How one small town is taking the lead on upgrading to IPv6, and why you should know what that is
A massive upgrade to the Internet is underway around the world. Ask most folks about it, and you'll probably get a blank stare. But not in Harrisonburg, Va.
Residents of the semi-rural Shenandoah Valley college town are well aware that the world is running short on Internet addresses. They can tell you engineers are racing to fix the problem by revamping the standards that govern how computers communicate with each other. They know the new iteration of the Net is called Internet Protocol version 6 (IPv6), and if all goes according to plan, they'll be among the first in the nation to be ready for and benefit from its adoption.
They know all this because officials of this city of 40,000 are putting in place the modems, towers, and other gear needed to ensure that Harrisonburg's telecommunications network is IPv6-enabled.
Luring Jobs and Holding Talent
Once made over, the Internet will be capable of handling an almost inexhaustible number of IP addresses—enough for every cell phone, PDA, and any other computing device in use.

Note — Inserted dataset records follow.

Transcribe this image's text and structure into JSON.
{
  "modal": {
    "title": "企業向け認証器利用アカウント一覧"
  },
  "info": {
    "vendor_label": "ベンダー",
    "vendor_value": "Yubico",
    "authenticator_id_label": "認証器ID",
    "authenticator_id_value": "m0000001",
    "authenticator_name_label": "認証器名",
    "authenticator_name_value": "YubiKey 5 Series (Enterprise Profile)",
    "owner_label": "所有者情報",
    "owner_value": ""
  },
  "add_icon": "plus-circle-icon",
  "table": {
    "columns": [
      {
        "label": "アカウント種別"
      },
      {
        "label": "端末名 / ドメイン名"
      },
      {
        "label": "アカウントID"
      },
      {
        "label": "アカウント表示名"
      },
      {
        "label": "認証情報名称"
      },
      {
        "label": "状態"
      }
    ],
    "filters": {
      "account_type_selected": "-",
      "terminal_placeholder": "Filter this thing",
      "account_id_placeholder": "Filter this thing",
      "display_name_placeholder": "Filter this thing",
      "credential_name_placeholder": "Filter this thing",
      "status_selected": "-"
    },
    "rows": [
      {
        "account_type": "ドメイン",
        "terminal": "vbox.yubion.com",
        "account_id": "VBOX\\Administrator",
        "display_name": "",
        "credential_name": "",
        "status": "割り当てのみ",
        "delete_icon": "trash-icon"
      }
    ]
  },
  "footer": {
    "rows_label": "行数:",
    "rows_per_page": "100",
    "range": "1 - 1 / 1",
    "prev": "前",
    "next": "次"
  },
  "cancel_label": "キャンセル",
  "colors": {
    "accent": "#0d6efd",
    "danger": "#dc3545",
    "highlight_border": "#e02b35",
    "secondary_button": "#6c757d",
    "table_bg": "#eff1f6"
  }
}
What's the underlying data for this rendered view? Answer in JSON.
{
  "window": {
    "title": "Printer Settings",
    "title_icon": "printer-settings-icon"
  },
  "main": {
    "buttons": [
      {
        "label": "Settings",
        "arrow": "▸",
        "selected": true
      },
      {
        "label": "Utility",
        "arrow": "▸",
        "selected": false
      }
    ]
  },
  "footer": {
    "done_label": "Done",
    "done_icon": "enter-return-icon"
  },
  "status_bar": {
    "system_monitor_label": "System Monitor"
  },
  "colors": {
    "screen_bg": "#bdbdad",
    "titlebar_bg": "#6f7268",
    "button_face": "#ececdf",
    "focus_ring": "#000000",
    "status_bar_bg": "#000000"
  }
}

In Harrisonburg, as with any city, that means safer, more seamless network connections from anywhere, making it easier to carry out e-commerce and transfer not only documents and e-mails but also video and other content. Officials are outfitting each of the city's 52 traffic lights with gear that gives emergency responders greater control over light changes while transporting an injured patient or pursuing a vehicle.
Another big reason for the IPv6 push: luring businesses and creating jobs. "What led us to IPv6 was our search for a series of tool kits or mechanisms that would make it attractive for companies to want to look at Harrisonburg," says Jim Barnes, the city's assistant director of economic development. The point is putting "together the right kind of infrastructure so that once they are there, it allows them to be successful, grow, and do their business."
A partner in the project is James Madison University, one of eight colleges within a 30-mile radius of Harrisonburg that together produce some 4,000 graduates a year, as well as a ready pool of interns. Barnes wants to make sure some of those alumni have reasons to stick around when they finish their degrees.
Harrisonburg is in some ways an ideal proving ground for IPv6. Located two hours from both Washington, D.C., and Richmond, Va., Harrisonburg is at the crossroads of interstates and railroads that were lined with a surfeit of fiber-optic cables in the 1990s.
The city hopes unused fiber will be put to good use with the advent of IPv6, especially for companies eager to win contracts to help the U.S. government with the transition. Uncle Sam has ordered all 1,500 agencies of the federal government to transition their systems to comply with IPv6 by mid-2008.
Time is of the essence. More than a decade ago, the Internet Engineering Task Force became aware that the Internet would run short on available IP addresses, those long strings of numbers that distinguish one network-linked computer from the next. The current standard, IPv4, can handle 4.3 billion addresses. In 1994, the IETF calculated that all of them would be used up by 2008, give or take a few years. The next generation of the Internet will be able to handle 3.4 x 1038 addresses.
In the Vanguard of Innovation
For Harrisonburg, it hasn't always been easy to blaze the IPv6 trail. "The biggest challenge is not having any other example to learn from," says Mark Bayliss, chief executive of Visual Link, the Internet service provider that won the franchise to develop the city's IPv6 network. "When we do run into any type of problem, in most cases we are the first to find it."
Case in point: building a network that could handle both the existing and coming IP standards. The company had to create the necessary software from scratch. "We still have to support 20th century and early 21st century equipment and software in a mid-21st century network," Bayliss says. Nippon Telegraph & Telephone (NTT) of Japan is also providing equipment and support for the Harrisonburg project.
Tackling the occasional technical glitch is a price Harrisonburg is willing to pay. Adds Bayliss, "What you're seeing in Harrisonburg is what the rest of the world will look like in three to five years."
Click here to see a slide show of technology for the IPv6 era.